[TASK DIRECTIONS]:
All lines containing the string "JSON" must be copied from the entries.

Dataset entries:
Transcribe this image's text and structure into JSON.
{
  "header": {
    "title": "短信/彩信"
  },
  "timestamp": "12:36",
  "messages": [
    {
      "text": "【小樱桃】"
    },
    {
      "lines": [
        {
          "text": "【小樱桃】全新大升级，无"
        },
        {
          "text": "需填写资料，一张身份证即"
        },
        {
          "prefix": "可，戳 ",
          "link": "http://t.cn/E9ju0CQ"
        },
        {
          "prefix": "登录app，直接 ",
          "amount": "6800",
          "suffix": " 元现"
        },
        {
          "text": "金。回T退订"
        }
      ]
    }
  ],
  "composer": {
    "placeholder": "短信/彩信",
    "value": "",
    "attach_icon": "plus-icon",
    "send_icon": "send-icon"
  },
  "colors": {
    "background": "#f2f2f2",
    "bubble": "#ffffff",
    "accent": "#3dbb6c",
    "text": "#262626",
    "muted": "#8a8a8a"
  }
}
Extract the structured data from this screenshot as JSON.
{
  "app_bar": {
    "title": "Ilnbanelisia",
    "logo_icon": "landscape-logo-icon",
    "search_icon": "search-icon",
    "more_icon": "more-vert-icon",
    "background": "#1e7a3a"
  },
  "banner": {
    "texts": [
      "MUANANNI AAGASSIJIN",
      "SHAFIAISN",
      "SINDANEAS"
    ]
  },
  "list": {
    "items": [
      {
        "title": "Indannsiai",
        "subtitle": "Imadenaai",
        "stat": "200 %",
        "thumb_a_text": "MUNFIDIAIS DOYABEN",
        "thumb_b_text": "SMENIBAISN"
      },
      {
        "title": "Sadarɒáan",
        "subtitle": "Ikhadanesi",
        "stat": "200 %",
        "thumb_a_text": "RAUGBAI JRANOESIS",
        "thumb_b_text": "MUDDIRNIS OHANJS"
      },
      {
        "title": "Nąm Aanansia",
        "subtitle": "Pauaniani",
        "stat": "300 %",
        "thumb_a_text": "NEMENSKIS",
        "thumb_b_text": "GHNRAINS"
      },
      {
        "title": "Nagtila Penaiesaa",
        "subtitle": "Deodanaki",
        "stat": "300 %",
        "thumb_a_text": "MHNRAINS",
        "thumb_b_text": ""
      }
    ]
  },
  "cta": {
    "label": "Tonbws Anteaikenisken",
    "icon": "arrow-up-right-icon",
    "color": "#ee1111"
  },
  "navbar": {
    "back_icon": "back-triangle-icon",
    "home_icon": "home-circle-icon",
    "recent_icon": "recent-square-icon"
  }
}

[ANSWER SECTION]:
Transcribe this image's text and structure into JSON.
Extract the structured data from this screenshot as JSON.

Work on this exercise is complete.